Ian McKellen launches BFI Shakespeare on Film series
The programme involves a 110 country international tour and onstage interviews with the cast of The Hollow Crown
The BFI, Ian McKellen and the British Council have today announced details of Shakespeare on Film, the biggest ever programme of the bard's work on film.
The season will explore how filmmakers have adapted, been inspired by and interpreted Shakespeare's work for the big screen. Some of the highlights include:
Events at BFI Southbank
Events taking place at the BFI Southbank kick off on 31 March with the premiere of Play On! Shakespeare in Silent Cinema with the score performed live by the Shakespeare's Globe musicians. Various screenings throughout the following months include:
April: A focus on the Classics brought to life with a new 4K restoration, including:
• Laurence Olivier's Hamlet (1948)
• Kenneth Branagh's Henry V (1989)
• Roman Polanski's Macbeth (1971)
• Franco Zeffirelli's Romeo and Juliet (1968)
May: Shakespeare Re-imagined will explore how filmmakers have taken inspiration from Shakespeare's texts and re-interpreted them. Screenings include:
• A newly re-mastered All Night Long (Basil Dearden, 1961) set in the London jazz world and inspired by Othello.
• A new restoration in 3D of George Sidney's musical Kiss Me Kate (1953) and Gil Younger's 10 Things I Hate About You (1999) starring Heath Ledger – both based on The Taming of the Shrew.
• Derek Jarman's The Angelic Conversation (1985) featuring Shakespeare's Sonnets read by Judi Dench.
• Fred M Wilcox's Forbidden Planet (1956) puts a sci-fi spin on The Tempest.
• The Lion King (Roger Allers/Rob Minkoff, 1994) gives younger audiences a route into Hamlet.
In March there will be previews of The Hollow Crown: The Wars of the Roses, Henry VI part 1 & 2, with on-stage cast and crew interviews.
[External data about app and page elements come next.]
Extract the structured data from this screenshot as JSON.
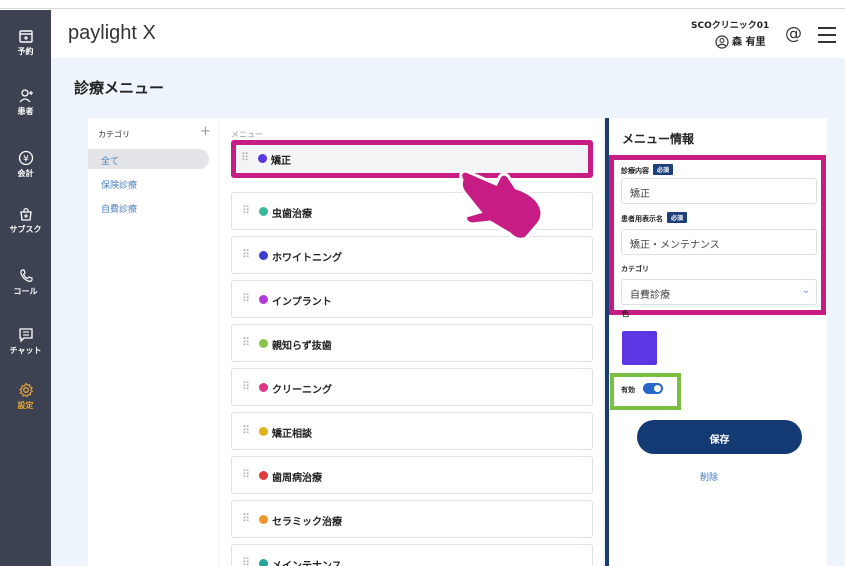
{
  "app": {
    "logo": "paylight X",
    "clinic_name": "SCOクリニック01",
    "user_name": "森 有里"
  },
  "sidebar": {
    "items": [
      {
        "label": "予約",
        "icon": "calendar-plus-icon"
      },
      {
        "label": "患者",
        "icon": "user-add-icon"
      },
      {
        "label": "会計",
        "icon": "yen-icon"
      },
      {
        "label": "サブスク",
        "icon": "bag-plus-icon"
      },
      {
        "label": "コール",
        "icon": "phone-icon"
      },
      {
        "label": "チャット",
        "icon": "chat-icon"
      },
      {
        "label": "設定",
        "icon": "gear-icon",
        "active": true
      }
    ]
  },
  "page": {
    "title": "診療メニュー"
  },
  "categories": {
    "header": "カテゴリ",
    "add": "+",
    "items": [
      "全て",
      "保険診療",
      "自費診療"
    ],
    "selected": "全て"
  },
  "menu": {
    "header": "メニュー",
    "items": [
      {
        "name": "矯正",
        "color": "#5a37e3"
      },
      {
        "name": "虫歯治療",
        "color": "#3bb89a"
      },
      {
        "name": "ホワイトニング",
        "color": "#3b3bd0"
      },
      {
        "name": "インプラント",
        "color": "#b23bd8"
      },
      {
        "name": "親知らず抜歯",
        "color": "#8bc34a"
      },
      {
        "name": "クリーニング",
        "color": "#e0348a"
      },
      {
        "name": "矯正相談",
        "color": "#e0b21a"
      },
      {
        "name": "歯周病治療",
        "color": "#e23a3a"
      },
      {
        "name": "セラミック治療",
        "color": "#f0962a"
      },
      {
        "name": "メインテナンス",
        "color": "#26a69a"
      }
    ],
    "selected": "矯正"
  },
  "info": {
    "title": "メニュー情報",
    "content_label": "診療内容",
    "content_value": "矯正",
    "required_badge": "必須",
    "patient_label": "患者用表示名",
    "patient_value": "矯正・メンテナンス",
    "category_label": "カテゴリ",
    "category_value": "自費診療",
    "color_label": "色",
    "color_value": "#5a37e3",
    "active_label": "有効",
    "active": true,
    "save_label": "保存",
    "delete_label": "削除"
  },
  "colors": {
    "sidebar_bg": "#3c4251",
    "accent_navy": "#143a73",
    "highlight_magenta": "#c71c84",
    "highlight_green": "#7ac143"
  }
}
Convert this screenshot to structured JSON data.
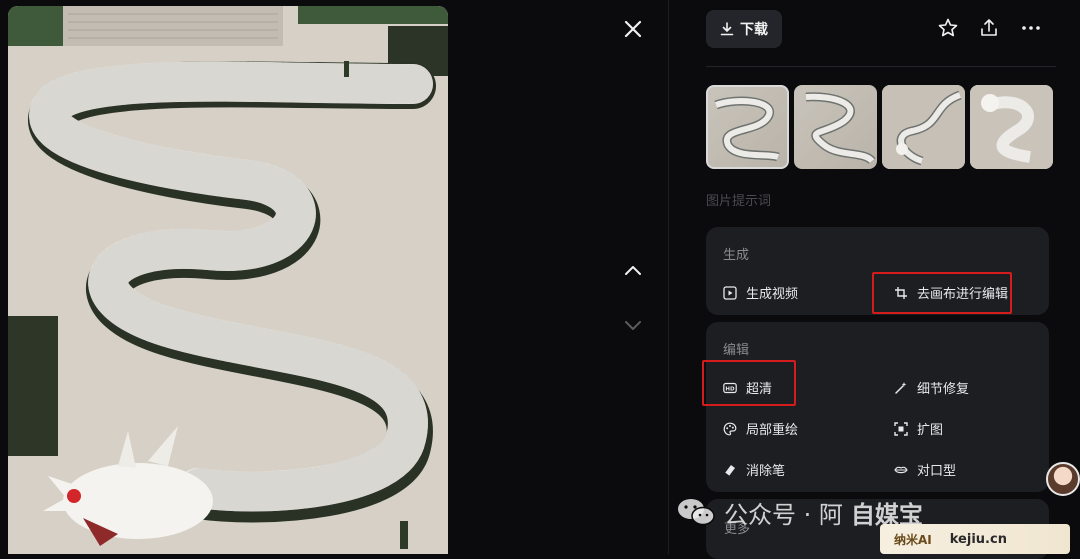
{
  "toolbar": {
    "download_label": "下载",
    "icons": [
      "download-icon",
      "star-icon",
      "share-icon",
      "more-icon"
    ]
  },
  "navigation": {
    "icons": [
      "close-icon",
      "chevron-up-icon",
      "chevron-down-icon"
    ]
  },
  "thumbnails": {
    "count": 4,
    "selected_index": 0
  },
  "prompt_section_label": "图片提示词",
  "generate_card": {
    "title": "生成",
    "items": [
      {
        "label": "生成视频",
        "icon": "play-icon"
      },
      {
        "label": "去画布进行编辑",
        "icon": "crop-icon"
      }
    ]
  },
  "edit_card": {
    "title": "编辑",
    "items": [
      {
        "label": "超清",
        "icon": "hd-icon"
      },
      {
        "label": "细节修复",
        "icon": "magic-wand-icon"
      },
      {
        "label": "局部重绘",
        "icon": "palette-icon"
      },
      {
        "label": "扩图",
        "icon": "expand-icon"
      },
      {
        "label": "消除笔",
        "icon": "eraser-icon"
      },
      {
        "label": "对口型",
        "icon": "lips-icon"
      }
    ]
  },
  "more_card": {
    "title": "更多"
  },
  "watermark": {
    "text": "公众号 · 阿",
    "text_tail": "自媒宝",
    "site": "kejiu.cn",
    "logo_text": "纳米AI"
  },
  "colors": {
    "background": "#0b0b0d",
    "card": "#1d1e22",
    "button": "#24252a",
    "highlight_box": "#d51c1c"
  }
}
The series stars Hugh Bonneville, Sophie Okonedo, Michael Gambon and Benedict Cumberbatch and is due to be broadcast on BBC Two in April.
18 key British Shakespeare films will tour to 110 countries, kicking off in Slovenia on Wednesday with screenings of Henry V (1944), Polanski's Macbeth (1979) Jarman's The Tempest (1979) and Hickox's Theatre of Blood (1973). The tour will visit locations including a refugee camp in the Kurdistan Region of Iraq, central parks in Moscow and various locations in Cuba.
McKellen starred alongside Maggie Smith, Jim Broadbent and Robert Downey Jr in Richard Loncraine's adaptation of Richard III (1995), and will spearhead the project, travelling around the world to present and discuss Shakespeare on Film. He will also host public but tours of the iconic film locations around London.
Ian McKellen said: "400 years on, Shakespeare's plays continue to dominate stages worldwide, mostly of course in translation, challenging actors, directors, designers and audiences.
"The BFI's Shakespeare on Film is more than just timely, it is a glimpse of the matchless collection of brilliant endeavour from world-beating Shakespeare experts like Laurence Olivier, Peter Brook and Kenneth Branagh whose films have popularised Shakespeare over the years. Their theatre-roots are evident. They have respect for the text and cut lines with regret."
Other events taking place around the globe include:
Brazil: 'Shakespeare House' at the Paraty International Literary Festival in June.
USA: Screenings at The Museum of Modern Art in New York in autumn.
Asia: Events at the East Asia international film festivals including Shanghai, Beijing and Hong Kong.
Poland: Play On! Shakespeare in Silent Cinema with local live music accompaniment as part of Wrocław European Capital of Culture.
Italy: A series of high profile events including screenings in 20 cities to explore the connection between Shakespeare's plays and Italian locations.
Greece: Shakespeare in the City, a series of open air screenings in archaeological sites, squares and parks in partnership with the Athens International Film Festival
Thanks to National Lottery funding, many rare Shakespearean film and television titles in the BFI National Archive are being made available to audiences nationwide including the first televised Shakespeare to feature a black actor as Othello, and Penny Woolcock's ambitious re-staging of the Scottish Play on Birmingham's Ladywood estate - Macbeth on the Estate (1997).
From 1 April until 12 June an exhibition in the Mezzanine Gallery at BFI Southbank will showcase items from multi-award-winning Hamlet (1948) directed by and starring Laurence Olivier, including the original costume worn by Olivier.
The BFI is collaborating with various partners and organisations to provide a way into teaching Shakespeare through film. These include a focus on diverse audiences with actors Hugh Quarshie and Bert Caesar leading a discussion around black Shakespeare, and historian Judith Buchanan leading an education event on Silent Shakespeare in May.